Nora and I went to school together from the fourth grade on up through high school.  Both of us fought with weight issues together.  We fought through our first round of depression together too.  It was her mom that told my mom of a good doctor to help me with my depression.  (We were both diagnosed our sophomore year in high school.)

I went on to college while Nora continued to struggle with her depression.  She tried college but couldn't concentrate.  She was rediagnosed as bipolar and the medications they gave her seemed to help.  She dated, found a guy she liked, and got married.  She had a daughter that was the center of her world.  But something changed.

Nora's depression and manic episodes came back.  She suffered from social anxiety so bad that her husband did everything that was needed outside the house.  Nora went back to the doctor but when she took the medications she was prescribed, she had so many problems that she stopped taking them.  Instead of going back to the doctor, she decided not to take any medications.

Nora's daughter was ten years old when she walked in after school expecting to be greeted with a snack and questions about her day at school.  Instead, she found her mother dead of a self-inflicted gunshot wound to her head.  Her suicide note contained only three words "I'm a failure".

I'm still haunted by Nora's death.  Her daughter called her father, and then she called me.  I was the only person in Nora's cell phone aside from her husband.  All of the rest of her friends had slowly abandoned her because of her mental illness.  I kept encouraging her to get help and she'd tell me the worst two words ever: "I can't."

If you know someone with a mental illness, don't walk away from them.  They need you as much as they need their medication and a good counselor.  I've had people abandon me when they found out I was bipolar.  It was like they thought they'd catch it if they hung out with me.  You don't "catch" mental illness from someone. So remember that we're people too, that we can live and love like everyone else, and that we need the help of good friends to get us through those days where we just feel like our lives aren't worth living.

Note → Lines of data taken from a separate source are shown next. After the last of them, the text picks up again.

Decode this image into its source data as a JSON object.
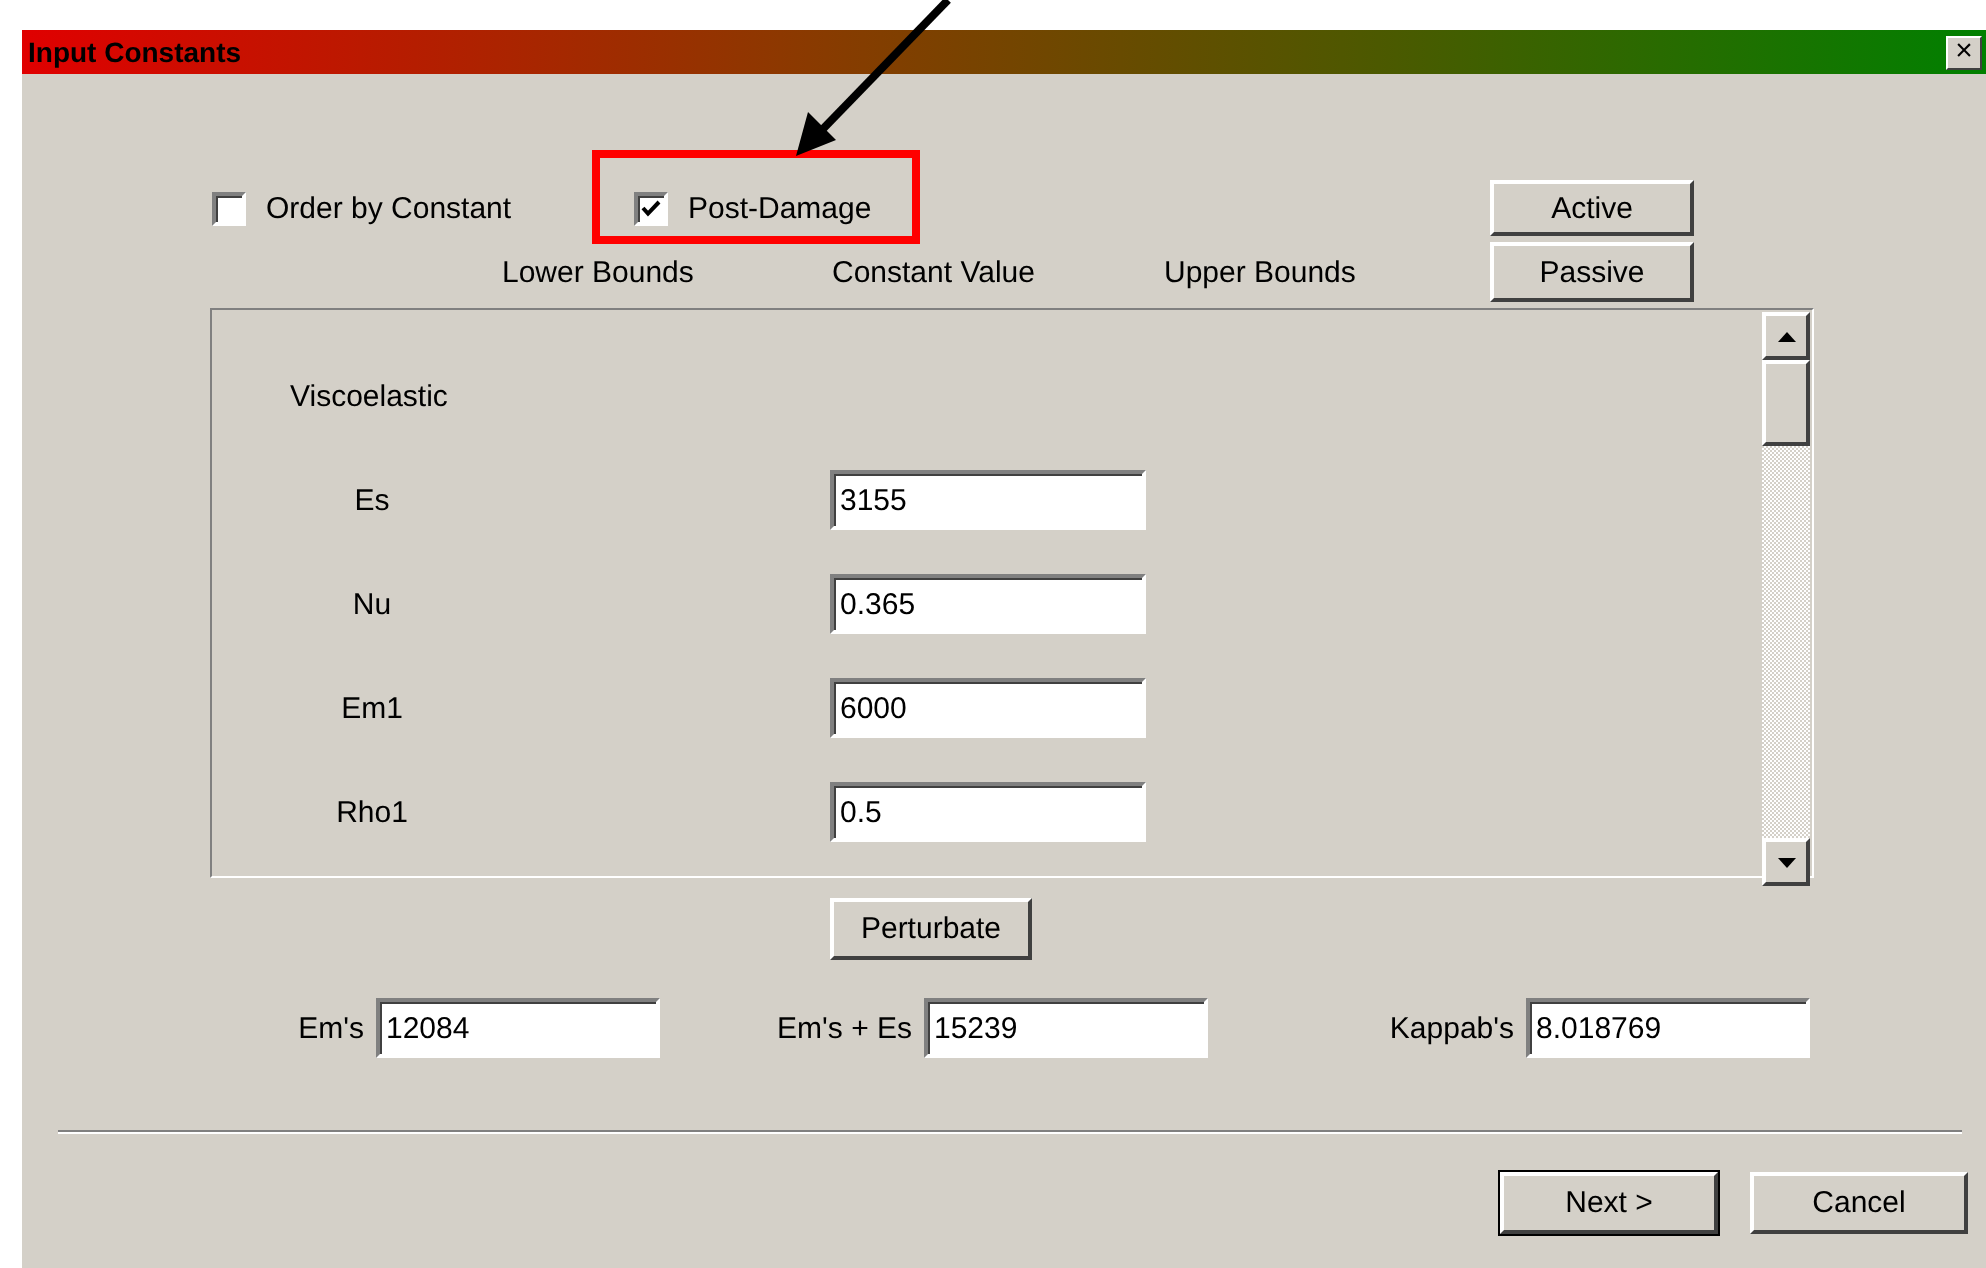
{
  "window": {
    "title": "Input Constants",
    "close": "×"
  },
  "options": [
    {
      "label": "Order by Constant",
      "checked": false
    },
    {
      "label": "Post-Damage",
      "checked": true
    }
  ],
  "mode_buttons": [
    "Active",
    "Passive"
  ],
  "column_headers": [
    "Lower Bounds",
    "Constant Value",
    "Upper Bounds"
  ],
  "section": "Viscoelastic",
  "constants": [
    {
      "name": "Es",
      "value": "3155"
    },
    {
      "name": "Nu",
      "value": "0.365"
    },
    {
      "name": "Em1",
      "value": "6000"
    },
    {
      "name": "Rho1",
      "value": "0.5"
    }
  ],
  "perturbate_button": "Perturbate",
  "results": [
    {
      "label": "Em's",
      "value": "12084"
    },
    {
      "label": "Em's + Es",
      "value": "15239"
    },
    {
      "label": "Kappab's",
      "value": "8.018769"
    }
  ],
  "buttons": [
    "Next >",
    "Cancel"
  ]
}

Some sites to help you learn more about mental illnesses.

Scholastic papers on depression
Overcoming the stigma


  1. *hugs* Thanks for posting about this, helping get the truth out there a little bit more. Very sorry to hear Nora's story; I feel for her family.

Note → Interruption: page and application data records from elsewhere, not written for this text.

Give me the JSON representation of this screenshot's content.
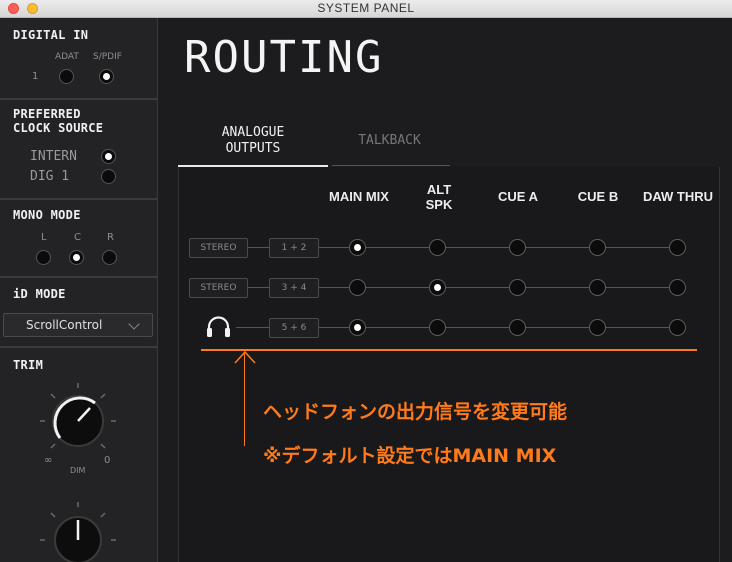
{
  "window": {
    "title": "SYSTEM PANEL"
  },
  "sidebar": {
    "digital_in": {
      "heading": "DIGITAL IN",
      "row_label": "1",
      "options": [
        "ADAT",
        "S/PDIF"
      ],
      "selected": "S/PDIF"
    },
    "clock": {
      "heading_line1": "PREFERRED",
      "heading_line2": "CLOCK SOURCE",
      "options": [
        "INTERN",
        "DIG 1"
      ],
      "selected": "INTERN"
    },
    "mono_mode": {
      "heading": "MONO MODE",
      "options": [
        "L",
        "C",
        "R"
      ],
      "selected": "C"
    },
    "id_mode": {
      "heading": "iD MODE",
      "value": "ScrollControl"
    },
    "trim": {
      "heading": "TRIM",
      "min_label": "∞",
      "max_label": "0",
      "dim_label": "DIM"
    }
  },
  "main": {
    "title": "ROUTING",
    "tabs": [
      {
        "label_line1": "ANALOGUE",
        "label_line2": "OUTPUTS",
        "active": true
      },
      {
        "label_line1": "TALKBACK",
        "label_line2": "",
        "active": false
      }
    ],
    "columns": [
      {
        "line1": "MAIN MIX",
        "line2": ""
      },
      {
        "line1": "ALT",
        "line2": "SPK"
      },
      {
        "line1": "CUE A",
        "line2": ""
      },
      {
        "line1": "CUE B",
        "line2": ""
      },
      {
        "line1": "DAW THRU",
        "line2": ""
      }
    ],
    "rows": [
      {
        "type": "STEREO",
        "channels": "1 + 2",
        "selected_column": "MAIN MIX"
      },
      {
        "type": "STEREO",
        "channels": "3 + 4",
        "selected_column": "ALT SPK"
      },
      {
        "type": "headphones-icon",
        "channels": "5 + 6",
        "selected_column": "MAIN MIX"
      }
    ]
  },
  "annotation": {
    "line1": "ヘッドフォンの出力信号を変更可能",
    "line2": "※デフォルト設定ではMAIN MIX",
    "color": "#ff7a1a"
  }
}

  2. What a powerful honest post. You are a strong person - you know the deal, you have faced your issues and you are working on them.

    I admire those qualities more than you can know.

  3. Yes! very true post about depression. I have had years of this. Right now I am working with many woman who have Postpartum depression or PTS because of traumatic childbirth. Many of these woman, including myself, had previous mental health venerabilities that the poor treatment during labor made worse. ICAN -http://www.ican-online.org/ is one non-profit I volunteer with. Solace for Mothers is also a great group. http://www.solaceformothers.org/ How often is a new mother told to 'get over it' when she has a traumatic birth because after all, she has a healthy child? This essay is a good intro for why we should care bout woman in that situation and not ignore them. http://www.birthtruth.org/grateful.htm
    I'm sorry for rambling! I'm glad you started some dialog with people even if they didn't post!

  4. I'm a therapist and I've worked with several adult and many teen clients/some children with bipolar. It's a heartbreaking one. The worst is the addiction/attachment to the highs of the disease that leads so many to go off their meds only to crash, broke, unemployed, shot up, did a crime, etc.
    And what happens to their kids...just so sad and frustrating. It's hard to have a parent with this. I feel for Nora but more for her daughter. Maybe she could have been mandated some treatment. It's a tough call for the family.
    Meds and therapy. Important to keep both going even when clients feel "fine."

  5. Just thought I'd say Hi, and nice to meet you through the A-Z challenge :) Hope to see you around!